§ **TASK TO CARRY OUT**:
Start to finish, retype the entries exactly while omitting the pictures.

§ **RECORDS FOR THE TASK**:
* * * *

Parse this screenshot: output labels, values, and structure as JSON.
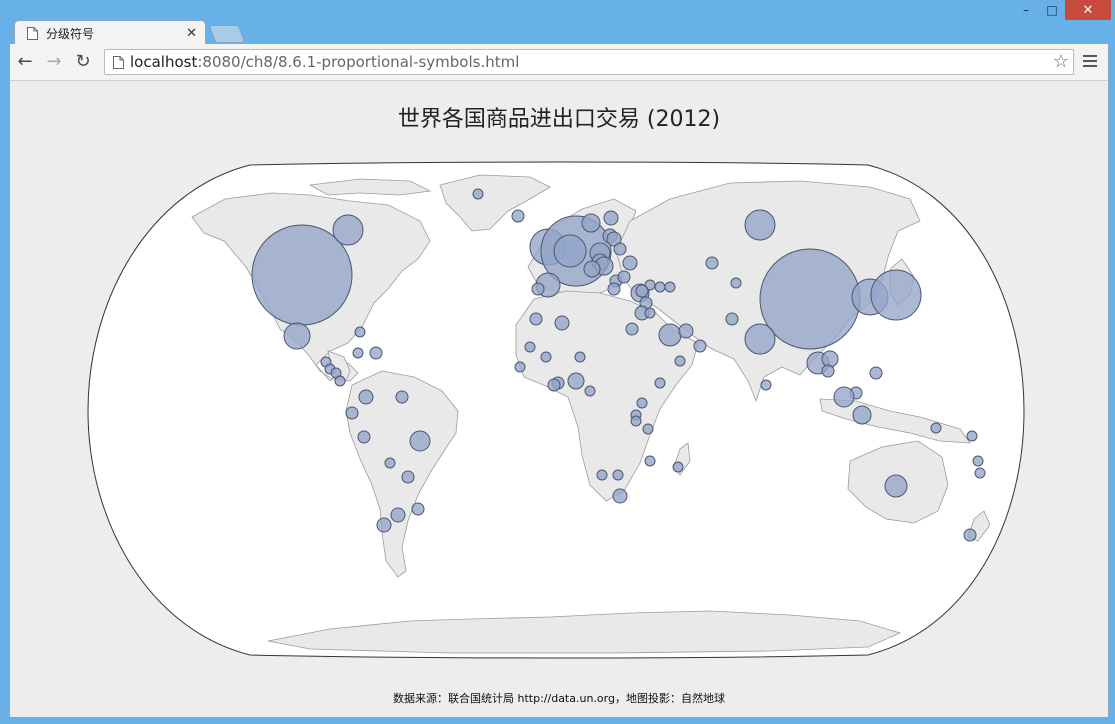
{
  "browser": {
    "tab_title": "分级符号",
    "url_host": "localhost",
    "url_rest": ":8080/ch8/8.6.1-proportional-symbols.html",
    "window_controls": {
      "minimize": "–",
      "maximize": "□",
      "close": "✕"
    },
    "nav": {
      "back": "←",
      "forward": "→",
      "reload": "↻"
    },
    "bookmark_star": "☆",
    "tab_close": "✕"
  },
  "page": {
    "title": "世界各国商品进出口交易 (2012)",
    "source_prefix": "数据来源：联合国统计局 ",
    "source_link": "http://data.un.org",
    "source_suffix": "，地图投影：自然地球"
  },
  "colors": {
    "bubble_fill": "#94a5c8",
    "bubble_stroke": "#4b5570",
    "land": "#e9e9e9",
    "ocean": "#ffffff"
  }
}
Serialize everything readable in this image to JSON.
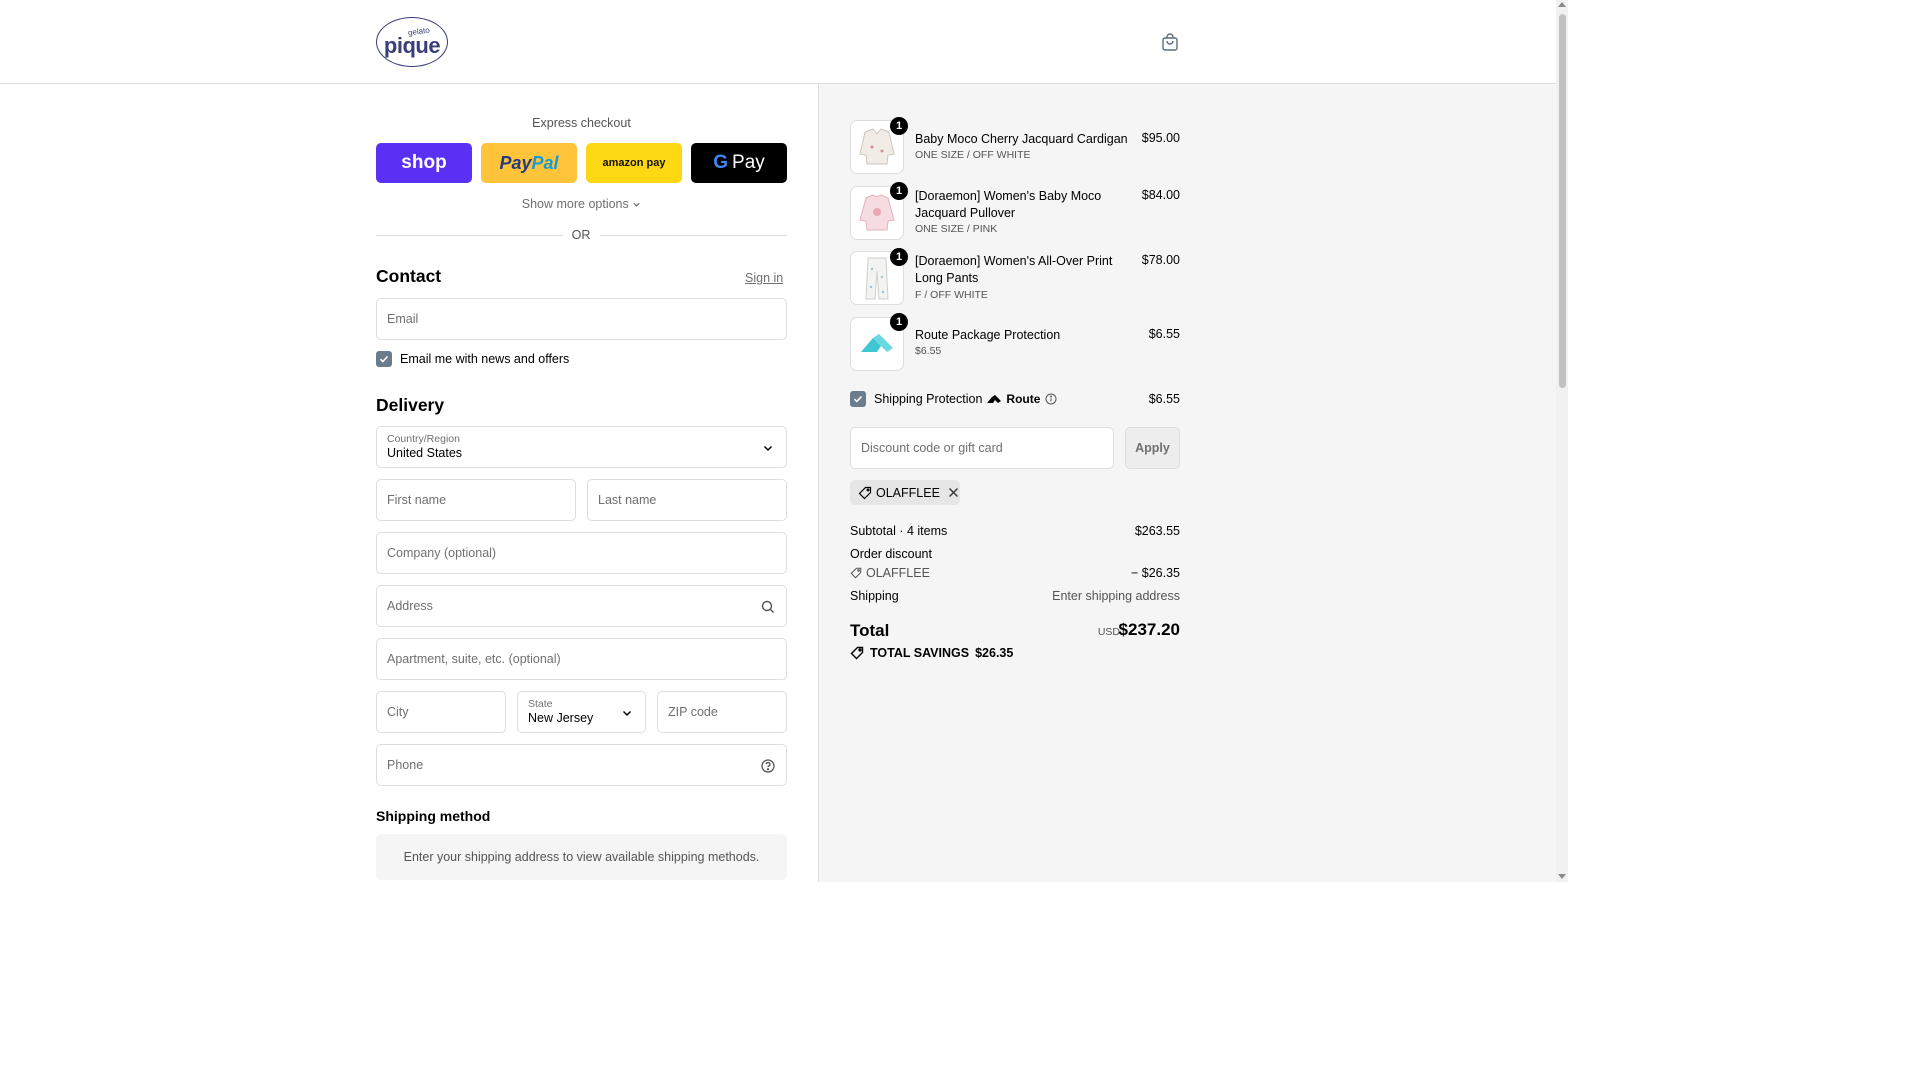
{
  "brand": {
    "top": "gelato",
    "name": "pique"
  },
  "express": {
    "title": "Express checkout",
    "buttons": {
      "shop": "shop",
      "paypal_a": "Pay",
      "paypal_b": "Pal",
      "amazon": "amazon pay",
      "gpay_g": "G",
      "gpay": "Pay"
    },
    "show_more": "Show more options",
    "or": "OR"
  },
  "contact": {
    "title": "Contact",
    "sign_in": "Sign in",
    "email_placeholder": "Email",
    "newsletter_label": "Email me with news and offers"
  },
  "delivery": {
    "title": "Delivery",
    "country_label": "Country/Region",
    "country_value": "United States",
    "first_name": "First name",
    "last_name": "Last name",
    "company": "Company (optional)",
    "address": "Address",
    "apartment": "Apartment, suite, etc. (optional)",
    "city": "City",
    "state_label": "State",
    "state_value": "New Jersey",
    "zip": "ZIP code",
    "phone": "Phone"
  },
  "shipping_method": {
    "title": "Shipping method",
    "message": "Enter your shipping address to view available shipping methods."
  },
  "cart": {
    "items": [
      {
        "qty": "1",
        "name": "Baby Moco Cherry Jacquard Cardigan",
        "variant": "ONE SIZE / OFF WHITE",
        "price": "$95.00"
      },
      {
        "qty": "1",
        "name": "[Doraemon] Women's Baby Moco Jacquard Pullover",
        "variant": "ONE SIZE / PINK",
        "price": "$84.00"
      },
      {
        "qty": "1",
        "name": "[Doraemon] Women's All-Over Print Long Pants",
        "variant": "F / OFF WHITE",
        "price": "$78.00"
      },
      {
        "qty": "1",
        "name": "Route Package Protection",
        "variant": "$6.55",
        "price": "$6.55"
      }
    ],
    "protection": {
      "label": "Shipping Protection",
      "brand": "Route",
      "price": "$6.55"
    },
    "discount_placeholder": "Discount code or gift card",
    "apply": "Apply",
    "applied_code": "OLAFFLEE",
    "subtotal_label": "Subtotal · 4 items",
    "subtotal_value": "$263.55",
    "order_discount_label": "Order discount",
    "discount_code": "OLAFFLEE",
    "discount_value": "− $26.35",
    "shipping_label": "Shipping",
    "shipping_value": "Enter shipping address",
    "total_label": "Total",
    "currency": "USD",
    "total_value": "$237.20",
    "savings_label": "TOTAL SAVINGS",
    "savings_value": "$26.35"
  },
  "colors": {
    "shop_pay": "#5a31f4",
    "paypal": "#ffc439",
    "amazon_pay": "#ffd814",
    "checkbox": "#6b7d8c",
    "route_teal": "#3ec6d3"
  }
}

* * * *

§ **ANSWER FOR THE TASK**:
Parse this screenshot: output labels, values, and structure as JSON.
{
  "browser": {
    "tab_title": "分级符号",
    "url_host": "localhost",
    "url_rest": ":8080/ch8/8.6.1-proportional-symbols.html",
    "window_controls": {
      "minimize": "–",
      "maximize": "□",
      "close": "✕"
    },
    "nav": {
      "back": "←",
      "forward": "→",
      "reload": "↻"
    },
    "bookmark_star": "☆",
    "tab_close": "✕"
  },
  "page": {
    "title": "世界各国商品进出口交易 (2012)",
    "source_prefix": "数据来源：联合国统计局 ",
    "source_link": "http://data.un.org",
    "source_suffix": "，地图投影：自然地球"
  },
  "colors": {
    "bubble_fill": "#94a5c8",
    "bubble_stroke": "#4b5570",
    "land": "#e9e9e9",
    "ocean": "#ffffff"
  }
}
Serialize everything readable in this image to JSON.
{
  "brand": {
    "top": "gelato",
    "name": "pique"
  },
  "express": {
    "title": "Express checkout",
    "buttons": {
      "shop": "shop",
      "paypal_a": "Pay",
      "paypal_b": "Pal",
      "amazon": "amazon pay",
      "gpay_g": "G",
      "gpay": "Pay"
    },
    "show_more": "Show more options",
    "or": "OR"
  },
  "contact": {
    "title": "Contact",
    "sign_in": "Sign in",
    "email_placeholder": "Email",
    "newsletter_label": "Email me with news and offers"
  },
  "delivery": {
    "title": "Delivery",
    "country_label": "Country/Region",
    "country_value": "United States",
    "first_name": "First name",
    "last_name": "Last name",
    "company": "Company (optional)",
    "address": "Address",
    "apartment": "Apartment, suite, etc. (optional)",
    "city": "City",
    "state_label": "State",
    "state_value": "New Jersey",
    "zip": "ZIP code",
    "phone": "Phone"
  },
  "shipping_method": {
    "title": "Shipping method",
    "message": "Enter your shipping address to view available shipping methods."
  },
  "cart": {
    "items": [
      {
        "qty": "1",
        "name": "Baby Moco Cherry Jacquard Cardigan",
        "variant": "ONE SIZE / OFF WHITE",
        "price": "$95.00"
      },
      {
        "qty": "1",
        "name": "[Doraemon] Women's Baby Moco Jacquard Pullover",
        "variant": "ONE SIZE / PINK",
        "price": "$84.00"
      },
      {
        "qty": "1",
        "name": "[Doraemon] Women's All-Over Print Long Pants",
        "variant": "F / OFF WHITE",
        "price": "$78.00"
      },
      {
        "qty": "1",
        "name": "Route Package Protection",
        "variant": "$6.55",
        "price": "$6.55"
      }
    ],
    "protection": {
      "label": "Shipping Protection",
      "brand": "Route",
      "price": "$6.55"
    },
    "discount_placeholder": "Discount code or gift card",
    "apply": "Apply",
    "applied_code": "OLAFFLEE",
    "subtotal_label": "Subtotal · 4 items",
    "subtotal_value": "$263.55",
    "order_discount_label": "Order discount",
    "discount_code": "OLAFFLEE",
    "discount_value": "− $26.35",
    "shipping_label": "Shipping",
    "shipping_value": "Enter shipping address",
    "total_label": "Total",
    "currency": "USD",
    "total_value": "$237.20",
    "savings_label": "TOTAL SAVINGS",
    "savings_value": "$26.35"
  },
  "colors": {
    "shop_pay": "#5a31f4",
    "paypal": "#ffc439",
    "amazon_pay": "#ffd814",
    "checkbox": "#6b7d8c",
    "route_teal": "#3ec6d3"
  }
}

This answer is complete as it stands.